Jerry Dugan is best known as a pioneer in filmmaking in the Action Sports world. He recently directed his first feature film with action legend Dolph Lundgren. In 2009, the Nevada Museum of Art asked Jerry to create and direct a short film based on Buck Ramsey's poem "Anthem" (the Prologue to "Grass") for installation in Between Grass and Sky, an exhibition and two-part collaboration with the Western Folklife Center. The video received multiple awards.

Poet, Linda Hussa, on making the film:

"Seeing the poem written decades ago come alive in this film is a 7-minute miracle. I guess it’s proof of “all things in their own good time. So many wonderful memories from that day (of filming). John (husband) and I talk them over endlessly when Blossom (the cow) comes for a scratch, or the wind takes the swing away and back, or we chat about the amazing 9-year-old actress Rylee Dickson and the Big Boom the fellas used to catch a wisp of sound. The filming was an experience of my lifetime.

….However, trouble is brewing here. Blossom “the victim Jersey cow in the film” is beginning to make demands: An engraved silver halter with her name on. Not “Blossom” … Her REAL name: Constance Blithe.  And she’s making life miserable for the other cows … first to water, first to hay, would a little curtsey be too much to ask?
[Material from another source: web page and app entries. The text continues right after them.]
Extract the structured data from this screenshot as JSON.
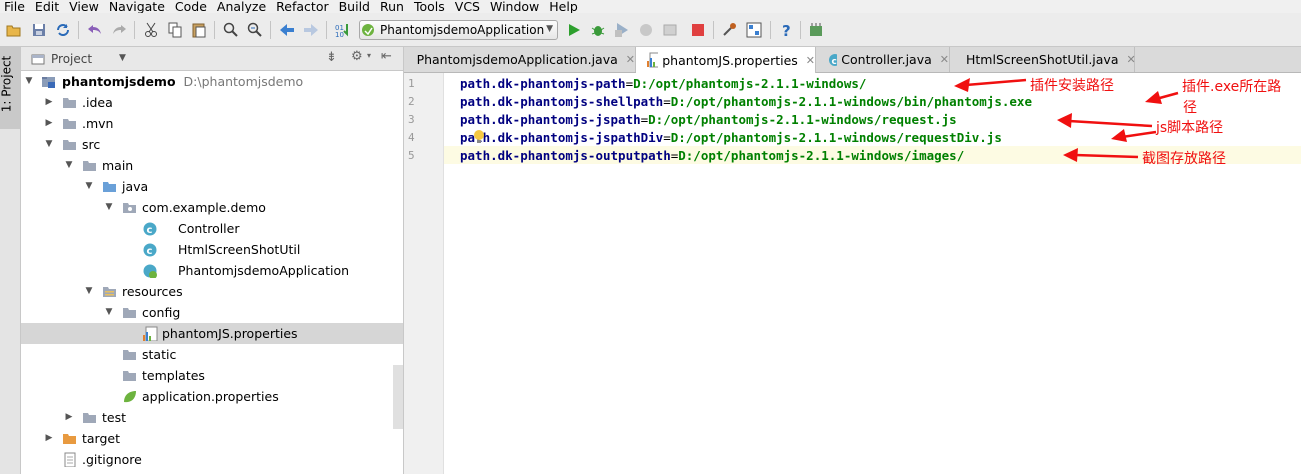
{
  "menu": [
    "File",
    "Edit",
    "View",
    "Navigate",
    "Code",
    "Analyze",
    "Refactor",
    "Build",
    "Run",
    "Tools",
    "VCS",
    "Window",
    "Help"
  ],
  "toolbar": {
    "run_config": "PhantomjsdemoApplication"
  },
  "left_tool": {
    "project_tab": "1: Project"
  },
  "project_panel": {
    "title": "Project"
  },
  "tree": [
    {
      "label": "phantomjsdemo",
      "path": "D:\\phantomjsdemo"
    },
    {
      "label": ".idea"
    },
    {
      "label": ".mvn"
    },
    {
      "label": "src"
    },
    {
      "label": "main"
    },
    {
      "label": "java"
    },
    {
      "label": "com.example.demo"
    },
    {
      "label": "Controller"
    },
    {
      "label": "HtmlScreenShotUtil"
    },
    {
      "label": "PhantomjsdemoApplication"
    },
    {
      "label": "resources"
    },
    {
      "label": "config"
    },
    {
      "label": "phantomJS.properties"
    },
    {
      "label": "static"
    },
    {
      "label": "templates"
    },
    {
      "label": "application.properties"
    },
    {
      "label": "test"
    },
    {
      "label": "target"
    },
    {
      "label": ".gitignore"
    }
  ],
  "tabs": [
    "PhantomjsdemoApplication.java",
    "phantomJS.properties",
    "Controller.java",
    "HtmlScreenShotUtil.java"
  ],
  "lines": [
    {
      "n": "1",
      "key": "path.dk-phantomjs-path",
      "eq": "=",
      "val": "D:/opt/phantomjs-2.1.1-windows/"
    },
    {
      "n": "2",
      "key": "path.dk-phantomjs-shellpath",
      "eq": "=",
      "val": "D:/opt/phantomjs-2.1.1-windows/bin/phantomjs.exe"
    },
    {
      "n": "3",
      "key": "path.dk-phantomjs-jspath",
      "eq": "=",
      "val": "D:/opt/phantomjs-2.1.1-windows/request.js"
    },
    {
      "n": "4",
      "key": "path.dk-phantomjs-jspathDiv",
      "eq": "=",
      "val": "D:/opt/phantomjs-2.1.1-windows/requestDiv.js"
    },
    {
      "n": "5",
      "key": "path.dk-phantomjs-outputpath",
      "eq": "=",
      "val": "D:/opt/phantomjs-2.1.1-windows/images/"
    }
  ],
  "annotations": [
    "插件安装路径",
    "插件.exe所在路",
    "径",
    "js脚本路径",
    "截图存放路径"
  ],
  "colors": {
    "annotation": "#f01010",
    "key": "#000080",
    "value": "#008000"
  }
}
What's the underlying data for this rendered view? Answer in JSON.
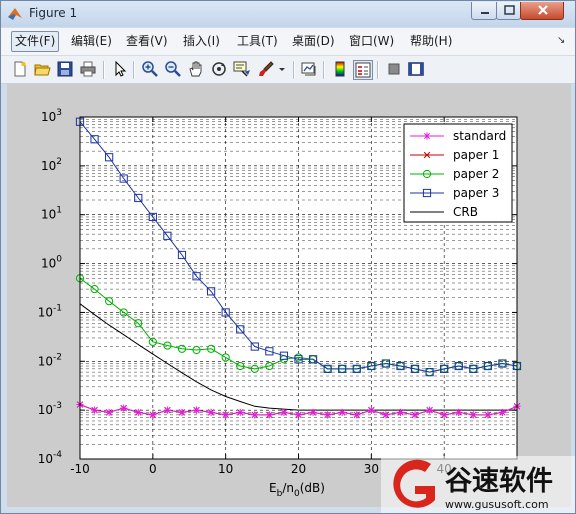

She says she knows cows who actually have agents.”

Filmmaker, Jerry Dugan, on making the film:

“Thanks again for letting me and my great crew collaborate with you talented folk on this very cool film. …. such a powerful poem and film and wonderful effort for such a great story.”

Filmmaker, Chris Simon, on making the film:

"I knew it would not be an easy film to make. I wrote out a scenario for how I’d like to interpret Linda’s poem. Getting from what was on paper to film… well, that was a challenge. I’m a documentary filmmaker. I usually film what is there, not create it. Dropping a camera down a well to show a little girl’s point of view is not in my skill set so I decided to collaborate with Reno filmmaker Jerry Dugan. As a commercial and extreme sports filmmaker, Jerry could bring the technical skills needed plus fresh creative perspective. We arranged to film at the Hussa Ranch at the northeastern tip of California. Linda and her husband John started combing the country looking for a hand-dug well."

The takeaway:

“As I watch the last shot – a slow zoom in on the young actress’s face - tears come to my eyes. This collaboration has been even better than I could have imagined. Each person - Gerry, his crew, Linda, her husband John, the actors - has added their own unique vision and together we have created a beautiful interpretation of Linda’s words.” - Chris Simon

Read Chris Simon's blog post describing the making of the film, the crew, and the actors involved. https://www.westernfolklife.org/blog/2017/1/6/the-making-of-homesteaders-poor-and-dry

Additional resources:

The Homestead Act of 1862: www.loc.gov/rr/program/bib/ourdocs/homestead.html

Drought in the 1930s: https://livinghistoryfarm.org/farminginthe30s/water_01.html 

Dryland farming defined: https://en.wikipedia.org/wiki/Dryland_farming

Moving Rural Verse was also funded by Jeff Tant and Briana Tiberti.